President Joe Biden's son Hunter Biden has been indicted by special counsel David Weiss on felony gun charges.
The charges bring renewed legal pressure on the younger Biden after a plea agreement he struck with prosecutors imploded in recent months.
The younger Biden has been charged with two counts related to false statements in purchasing the firearm and a third count of illegally obtaining a firearm while addicted to drugs. The two counts of making false statements carry sentences of up to 10 years and five years, respectively, while the possession charge carries a sentence of up to 10 years.
Prosecutors have spent years scrutinizing Hunter Biden's business endeavors and personal life -- a probe that appeared to culminate in a plea agreement the two sides struck in June, which would have allowed him to plead guilty to a pair of misdemeanor tax offenses and enter into a pretrial diversion program to avoid prosecution on a felony gun charge.
But that deal fell apart during a court hearing in July after U.S. Judge Maryellen Noreika expressed concern over the structure of the agreement and questioned the breadth of an immunity deal, exposing fissures between the two parties.
Weeks later, on Aug. 11, Attorney General Merrick Garland elevated Weiss, who was originally appointed by then-President Donald Trump, to special counsel, granting him broader authority to press charges against Hunter Biden in any district in the country.
Prosecutors subsequently informed the court that a new round of negotiations had reached "an impasse," and attorneys for Hunter Biden accused Weiss' office of "reneging" on their agreement.
Thursday's charge is unlikely to be the last. Weiss also withdrew the two misdemeanor tax charges in Delaware with the intention of bringing them in California and Washington, D.C. -- the venues where the alleged misconduct occurred. Prosecutors have not offered a timeline for those charges.
Hunter Biden's legal team maintains that the pretrial diversion agreement, which was signed by prosecutors, remains in effect.
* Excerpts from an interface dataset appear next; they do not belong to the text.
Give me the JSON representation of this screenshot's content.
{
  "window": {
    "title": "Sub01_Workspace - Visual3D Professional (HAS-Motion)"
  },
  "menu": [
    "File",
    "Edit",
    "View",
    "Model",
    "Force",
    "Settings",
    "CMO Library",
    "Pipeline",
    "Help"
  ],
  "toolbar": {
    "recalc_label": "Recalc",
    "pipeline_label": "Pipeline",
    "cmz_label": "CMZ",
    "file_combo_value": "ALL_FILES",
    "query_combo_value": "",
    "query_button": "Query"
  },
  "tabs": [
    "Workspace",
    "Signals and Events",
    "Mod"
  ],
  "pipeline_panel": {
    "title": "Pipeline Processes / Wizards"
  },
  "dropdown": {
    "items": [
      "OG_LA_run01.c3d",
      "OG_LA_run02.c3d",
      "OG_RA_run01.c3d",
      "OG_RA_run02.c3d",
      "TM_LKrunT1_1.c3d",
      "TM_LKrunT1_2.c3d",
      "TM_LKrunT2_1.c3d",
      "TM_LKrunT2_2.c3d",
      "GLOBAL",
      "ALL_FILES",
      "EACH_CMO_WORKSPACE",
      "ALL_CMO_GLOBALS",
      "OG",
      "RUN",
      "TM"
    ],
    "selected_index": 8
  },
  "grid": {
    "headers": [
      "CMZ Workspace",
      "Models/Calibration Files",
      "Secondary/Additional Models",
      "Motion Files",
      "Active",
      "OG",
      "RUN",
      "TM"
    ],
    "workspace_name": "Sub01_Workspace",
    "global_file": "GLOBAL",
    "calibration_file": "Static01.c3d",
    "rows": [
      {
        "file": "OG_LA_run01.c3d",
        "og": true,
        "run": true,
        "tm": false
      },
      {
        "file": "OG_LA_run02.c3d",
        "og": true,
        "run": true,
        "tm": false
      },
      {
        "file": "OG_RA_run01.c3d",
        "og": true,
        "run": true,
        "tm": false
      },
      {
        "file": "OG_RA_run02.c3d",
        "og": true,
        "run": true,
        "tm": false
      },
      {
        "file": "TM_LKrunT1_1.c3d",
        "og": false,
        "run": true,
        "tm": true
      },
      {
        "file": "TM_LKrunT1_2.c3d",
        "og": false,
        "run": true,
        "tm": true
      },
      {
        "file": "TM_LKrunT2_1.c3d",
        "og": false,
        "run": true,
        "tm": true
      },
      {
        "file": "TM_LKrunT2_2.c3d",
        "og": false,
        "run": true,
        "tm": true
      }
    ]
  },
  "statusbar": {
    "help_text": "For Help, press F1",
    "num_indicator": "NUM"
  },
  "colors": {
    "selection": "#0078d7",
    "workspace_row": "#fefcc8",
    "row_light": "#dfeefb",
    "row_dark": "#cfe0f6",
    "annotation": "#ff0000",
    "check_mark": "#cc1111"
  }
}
Weiss' team said the probation officer never signed it, rendering it null and void.
"As expected, prosecutors filed charges today that they deemed were not warranted just six weeks ago following a five-year investigation into this case," said Hunter Biden attorney Abbe Lowell in a statement. "We believe these charges are barred by the agreement the prosecutors made with Mr. Biden, the recent rulings by several federal courts that this statute is unconstitutional, and the facts that he did not violate that law, and we plan to demonstrate all of that in court."
The conduct described in Weiss' indictment dates back to October of 2018, when Hunter Biden procured a gun despite later acknowledging in his memoir, "Beautiful Things," that he was addicted to drugs around that time.
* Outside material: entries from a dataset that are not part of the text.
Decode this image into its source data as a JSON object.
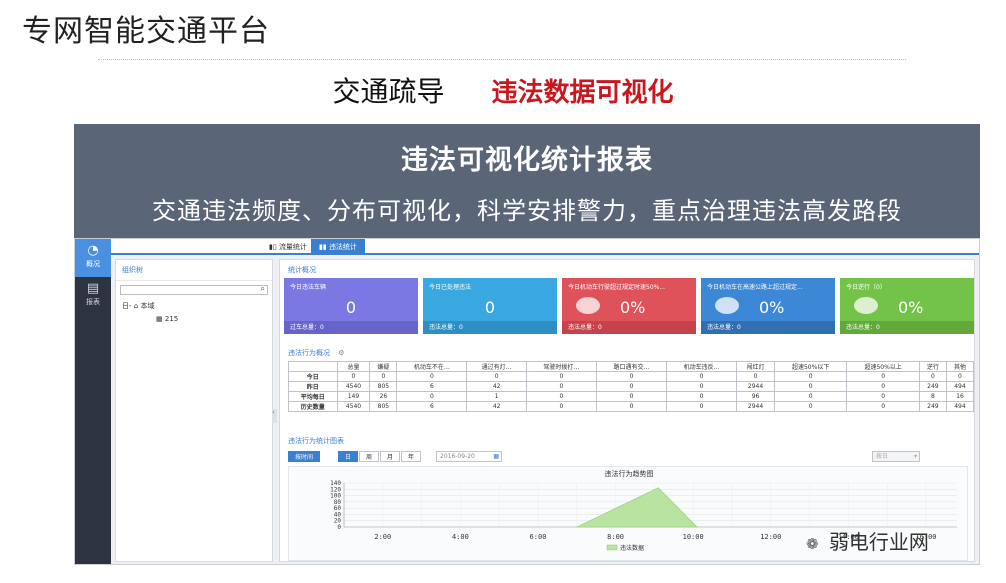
{
  "slide": {
    "title": "专网智能交通平台",
    "subtitle_left": "交通疏导",
    "subtitle_right": "违法数据可视化",
    "banner_title": "违法可视化统计报表",
    "banner_desc": "交通违法频度、分布可视化，科学安排警力，重点治理违法高发路段"
  },
  "app": {
    "nav": [
      {
        "icon": "pie-chart-icon",
        "label": "概况",
        "active": true
      },
      {
        "icon": "report-icon",
        "label": "报表",
        "active": false
      }
    ],
    "tabs": [
      {
        "label": "流量统计",
        "icon": "bar-icon"
      },
      {
        "label": "违法统计",
        "icon": "bar-icon",
        "active": true
      }
    ],
    "tree": {
      "header": "组织树",
      "root": "本域",
      "child": "215",
      "expander": "日-"
    },
    "overview_title": "统计概况",
    "cards": [
      {
        "title": "今日违法车辆",
        "value": "0",
        "footer": "过车总量：0",
        "color": "#7b78e3",
        "footer_color": "#6764c9"
      },
      {
        "title": "今日已处理违法",
        "value": "0",
        "footer": "违法总量：0",
        "color": "#3aa8e0",
        "footer_color": "#2e8fc4"
      },
      {
        "title": "今日机动车行驶超过规定时速50%...",
        "value": "0%",
        "footer": "违法总量：0",
        "color": "#e0525a",
        "footer_color": "#c7434b"
      },
      {
        "title": "今日机动车在高速公路上超过规定...",
        "value": "0%",
        "footer": "违法总量：0",
        "color": "#3c87d6",
        "footer_color": "#326fb1"
      },
      {
        "title": "今日逆行（0）",
        "value": "0%",
        "footer": "违法总量：0",
        "color": "#74c349",
        "footer_color": "#62a83b"
      }
    ],
    "behavior_title": "违法行为概况",
    "table": {
      "headers": [
        "",
        "总量",
        "嫌疑",
        "机动车不在…",
        "通过有灯…",
        "驾驶时拨打…",
        "路口遇有交…",
        "机动车违反…",
        "闯红灯",
        "超速50%以下",
        "超速50%以上",
        "逆行",
        "其他"
      ],
      "rows": [
        [
          "今日",
          "0",
          "0",
          "0",
          "0",
          "0",
          "0",
          "0",
          "0",
          "0",
          "0",
          "0",
          "0"
        ],
        [
          "昨日",
          "4540",
          "805",
          "6",
          "42",
          "0",
          "0",
          "0",
          "2944",
          "0",
          "0",
          "249",
          "494"
        ],
        [
          "平均每日",
          "149",
          "26",
          "0",
          "1",
          "0",
          "0",
          "0",
          "96",
          "0",
          "0",
          "8",
          "16"
        ],
        [
          "历史数量",
          "4540",
          "805",
          "6",
          "42",
          "0",
          "0",
          "0",
          "2944",
          "0",
          "0",
          "249",
          "494"
        ]
      ]
    },
    "trend_section_title": "违法行为统计图表",
    "controls": {
      "by_time": "按时间",
      "day": "日",
      "week": "周",
      "month": "月",
      "year": "年",
      "date": "2016-09-20",
      "select": "按日"
    }
  },
  "chart_data": {
    "type": "area",
    "title": "违法行为趋势图",
    "x": [
      "2:00",
      "4:00",
      "6:00",
      "8:00",
      "10:00",
      "12:00",
      "14:00",
      "16:00"
    ],
    "ylim": [
      0,
      140
    ],
    "yticks": [
      0,
      20,
      40,
      60,
      80,
      100,
      120,
      140
    ],
    "series": [
      {
        "name": "违法数据",
        "points": [
          [
            7,
            0
          ],
          [
            9.1,
            125
          ],
          [
            10.1,
            0
          ]
        ],
        "color": "#b9e3a0"
      }
    ],
    "grid": true,
    "legend": "bottom"
  },
  "watermark": "弱电行业网"
}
According to prosecutors, Biden obtained a Colt Cobra 38SPL revolver and lied on a federal form about his drug use. In documents filed by prosecutors as part of that ill-fated plea deal, prosecutors wrote that Hunter Biden abused crack cocaine on a near-daily basis.
And while the statute is clear -- it is a crime to lie on a gun application form or to possess a firearm as a drug user -- legal experts have said prosecutors could face headwinds.
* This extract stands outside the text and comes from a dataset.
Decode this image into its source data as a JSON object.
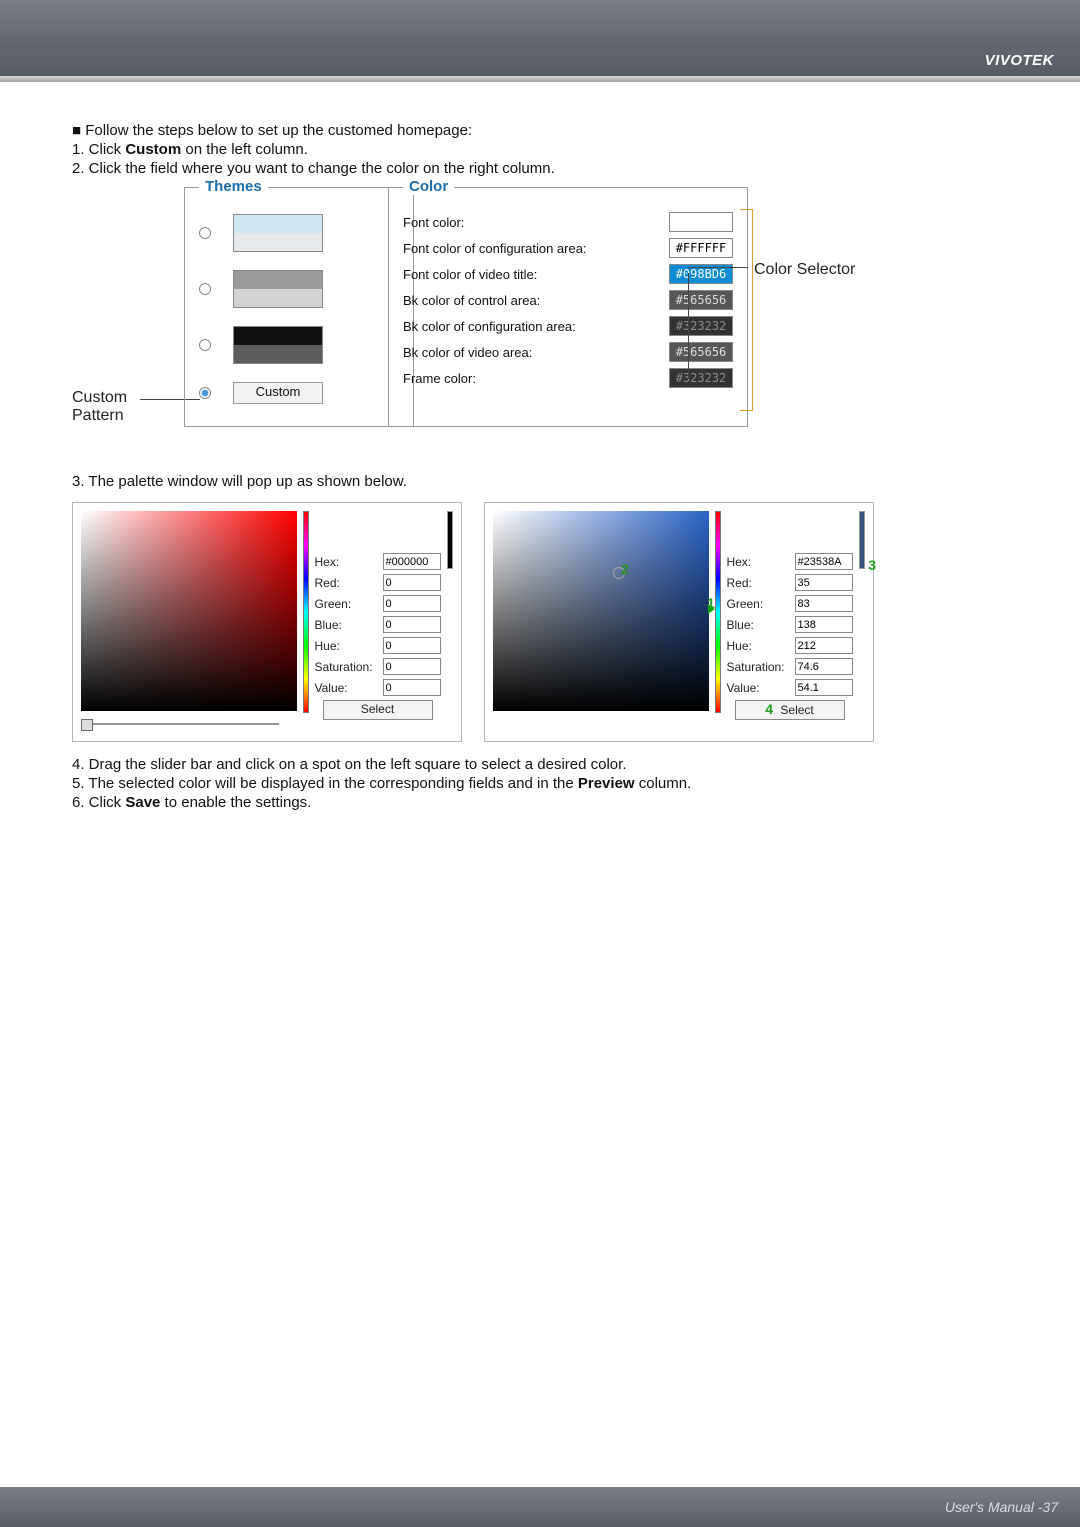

A federal appeals court in New Orleans recently ruled that drug use alone should not automatically prevent someone from obtaining a gun. That ruling is not binding, since the Fifth Circuit does not cover Delaware.
But Lowell recently suggested that it could play into his defense.
"If people have paid attention, the only law that's changed [since the plea deal dissolved] has been a court of appeals in the federal system that has called that statute unconstitutional," Lowell said earlier this month in an interview on MSNBC.
Lowell also claimed that federal prosecutors in Delaware have never used this particular statute as a "standalone" crime, without attaching it to an additional charge.
While Hunter Biden's future remains uncertain, one immediate implication of Weiss' charge is clear: the elder Biden will head into the 2024 election season once again dogged by his son's legal tribulations.
The president's political foes have latched onto Hunter's overseas business dealings to level allegations depicting the entire Biden family as corrupt, despite uncovering no clear evidence to date indicating that Joe Biden profited from or meaningfully endorsed his son's work.
Meanwhile, on Capitol Hill, House Speaker Kevin McCarthy on Tuesday said he would initiate an impeachment inquiry against President Biden over his alleged role in his son's influence-peddling. The White House has called the move "extreme politics at its worst," adding that "the president hasn't done anything wrong."
"Today's charges are a very small start, but unless U.S. Attorney Weiss investigates everyone involved in the fraud schemes and influence peddling, it will be clear President Biden's DOJ is protecting Hunter Biden and the big guy," James Comer, one of the lead committee chairs now overseeing Republicans'' impeachment inquiry into President Joe Biden, said in a statement to ABC News, referencing unproven allegations against Hunter Biden and his father.